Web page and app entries
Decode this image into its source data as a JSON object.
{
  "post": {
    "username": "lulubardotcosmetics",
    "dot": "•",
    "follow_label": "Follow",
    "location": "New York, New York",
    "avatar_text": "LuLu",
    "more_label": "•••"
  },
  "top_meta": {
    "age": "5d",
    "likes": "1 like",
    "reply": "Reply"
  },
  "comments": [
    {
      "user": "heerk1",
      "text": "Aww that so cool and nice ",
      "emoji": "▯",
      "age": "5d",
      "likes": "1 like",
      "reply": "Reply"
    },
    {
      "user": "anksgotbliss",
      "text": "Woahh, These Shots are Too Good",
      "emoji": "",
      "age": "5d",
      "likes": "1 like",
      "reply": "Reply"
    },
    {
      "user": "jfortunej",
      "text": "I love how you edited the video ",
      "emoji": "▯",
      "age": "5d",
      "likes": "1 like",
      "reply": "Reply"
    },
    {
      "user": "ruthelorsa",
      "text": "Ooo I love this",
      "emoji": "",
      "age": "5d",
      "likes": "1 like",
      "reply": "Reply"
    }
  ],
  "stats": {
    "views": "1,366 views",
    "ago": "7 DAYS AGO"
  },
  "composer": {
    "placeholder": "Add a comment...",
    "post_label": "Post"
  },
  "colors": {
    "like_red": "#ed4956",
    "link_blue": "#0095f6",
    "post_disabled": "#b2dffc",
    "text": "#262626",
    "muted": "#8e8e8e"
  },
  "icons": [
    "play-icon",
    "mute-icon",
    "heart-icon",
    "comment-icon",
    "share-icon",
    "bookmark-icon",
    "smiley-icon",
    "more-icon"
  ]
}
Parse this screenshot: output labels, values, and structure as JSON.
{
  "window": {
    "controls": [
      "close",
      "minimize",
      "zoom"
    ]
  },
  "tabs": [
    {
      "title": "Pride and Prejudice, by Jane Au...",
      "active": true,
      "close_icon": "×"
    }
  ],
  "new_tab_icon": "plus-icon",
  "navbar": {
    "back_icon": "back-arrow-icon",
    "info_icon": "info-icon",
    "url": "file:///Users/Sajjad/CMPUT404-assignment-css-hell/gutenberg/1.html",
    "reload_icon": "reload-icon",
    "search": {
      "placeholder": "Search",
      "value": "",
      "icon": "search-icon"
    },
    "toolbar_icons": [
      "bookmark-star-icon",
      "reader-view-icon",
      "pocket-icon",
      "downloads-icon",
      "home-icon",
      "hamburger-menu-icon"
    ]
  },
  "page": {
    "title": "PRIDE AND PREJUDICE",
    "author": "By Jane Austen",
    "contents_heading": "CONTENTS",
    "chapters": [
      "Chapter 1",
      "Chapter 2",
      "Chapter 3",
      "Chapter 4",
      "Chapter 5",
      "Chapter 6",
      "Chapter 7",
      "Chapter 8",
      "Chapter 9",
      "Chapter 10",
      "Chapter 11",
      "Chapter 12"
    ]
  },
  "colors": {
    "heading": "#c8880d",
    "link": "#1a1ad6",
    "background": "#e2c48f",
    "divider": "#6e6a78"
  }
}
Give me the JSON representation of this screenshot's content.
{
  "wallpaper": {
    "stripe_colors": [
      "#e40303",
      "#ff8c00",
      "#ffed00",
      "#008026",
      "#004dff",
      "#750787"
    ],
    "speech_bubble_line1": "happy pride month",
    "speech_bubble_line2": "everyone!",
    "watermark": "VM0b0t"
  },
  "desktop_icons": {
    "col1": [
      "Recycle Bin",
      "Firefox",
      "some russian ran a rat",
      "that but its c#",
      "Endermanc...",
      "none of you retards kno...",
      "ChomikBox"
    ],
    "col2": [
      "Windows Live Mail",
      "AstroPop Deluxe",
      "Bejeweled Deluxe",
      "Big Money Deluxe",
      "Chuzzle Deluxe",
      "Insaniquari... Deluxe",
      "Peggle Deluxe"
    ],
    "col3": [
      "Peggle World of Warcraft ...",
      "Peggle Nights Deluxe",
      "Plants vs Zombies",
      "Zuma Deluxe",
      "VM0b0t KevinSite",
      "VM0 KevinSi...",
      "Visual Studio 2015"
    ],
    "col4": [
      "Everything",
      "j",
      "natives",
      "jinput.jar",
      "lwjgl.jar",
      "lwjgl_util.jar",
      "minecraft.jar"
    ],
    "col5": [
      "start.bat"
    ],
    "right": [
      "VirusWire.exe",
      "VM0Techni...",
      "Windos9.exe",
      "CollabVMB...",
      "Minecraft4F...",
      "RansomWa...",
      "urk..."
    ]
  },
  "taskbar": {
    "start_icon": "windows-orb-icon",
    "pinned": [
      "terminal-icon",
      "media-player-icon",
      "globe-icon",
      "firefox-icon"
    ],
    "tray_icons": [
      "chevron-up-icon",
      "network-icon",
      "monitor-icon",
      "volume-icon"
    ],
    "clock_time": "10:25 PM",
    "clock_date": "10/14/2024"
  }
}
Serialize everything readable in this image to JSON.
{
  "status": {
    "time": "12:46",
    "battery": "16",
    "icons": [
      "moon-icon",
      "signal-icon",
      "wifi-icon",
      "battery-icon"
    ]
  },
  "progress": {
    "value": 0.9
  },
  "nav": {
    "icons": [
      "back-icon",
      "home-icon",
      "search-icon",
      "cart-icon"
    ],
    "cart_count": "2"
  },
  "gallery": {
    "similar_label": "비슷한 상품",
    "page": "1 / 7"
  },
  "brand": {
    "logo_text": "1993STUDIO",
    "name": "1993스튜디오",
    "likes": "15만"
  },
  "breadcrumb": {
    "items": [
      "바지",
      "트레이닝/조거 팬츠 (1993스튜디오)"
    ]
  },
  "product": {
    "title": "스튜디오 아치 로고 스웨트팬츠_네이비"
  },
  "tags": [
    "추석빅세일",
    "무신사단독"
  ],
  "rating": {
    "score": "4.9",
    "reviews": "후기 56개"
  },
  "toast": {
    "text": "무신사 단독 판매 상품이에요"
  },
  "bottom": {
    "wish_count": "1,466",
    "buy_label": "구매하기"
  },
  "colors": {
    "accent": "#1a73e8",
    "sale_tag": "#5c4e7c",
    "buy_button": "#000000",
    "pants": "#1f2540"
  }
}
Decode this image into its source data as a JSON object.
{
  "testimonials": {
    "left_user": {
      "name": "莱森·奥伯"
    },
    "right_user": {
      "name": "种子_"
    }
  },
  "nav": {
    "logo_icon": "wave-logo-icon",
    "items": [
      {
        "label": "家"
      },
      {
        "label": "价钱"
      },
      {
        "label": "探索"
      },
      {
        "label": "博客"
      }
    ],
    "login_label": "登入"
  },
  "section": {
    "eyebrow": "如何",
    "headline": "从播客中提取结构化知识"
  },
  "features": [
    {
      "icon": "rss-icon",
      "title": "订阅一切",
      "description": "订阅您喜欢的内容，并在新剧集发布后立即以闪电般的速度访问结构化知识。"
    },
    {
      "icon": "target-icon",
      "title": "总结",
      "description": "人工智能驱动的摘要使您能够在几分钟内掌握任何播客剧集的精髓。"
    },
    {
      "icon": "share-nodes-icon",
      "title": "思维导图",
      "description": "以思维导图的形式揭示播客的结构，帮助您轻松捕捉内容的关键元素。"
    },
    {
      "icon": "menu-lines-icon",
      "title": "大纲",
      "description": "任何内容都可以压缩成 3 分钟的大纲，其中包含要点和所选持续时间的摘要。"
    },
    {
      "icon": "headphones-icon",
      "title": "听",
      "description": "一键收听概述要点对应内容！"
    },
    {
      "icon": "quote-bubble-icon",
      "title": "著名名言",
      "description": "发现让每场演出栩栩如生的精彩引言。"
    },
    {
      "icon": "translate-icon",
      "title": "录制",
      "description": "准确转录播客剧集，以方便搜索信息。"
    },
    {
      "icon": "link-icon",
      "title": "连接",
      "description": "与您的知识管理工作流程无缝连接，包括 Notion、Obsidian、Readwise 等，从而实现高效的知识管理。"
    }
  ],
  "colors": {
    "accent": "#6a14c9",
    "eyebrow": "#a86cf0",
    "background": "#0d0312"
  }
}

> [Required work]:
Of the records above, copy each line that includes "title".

> [Solution below]:
      "title": "Pride and Prejudice, by Jane Au...",
    "title": "PRIDE AND PREJUDICE",
    "title": "스튜디오 아치 로고 스웨트팬츠_네이비"
      "title": "订阅一切",
      "title": "总结",
      "title": "思维导图",
      "title": "大纲",
      "title": "听",
      "title": "著名名言",
      "title": "录制",
      "title": "连接",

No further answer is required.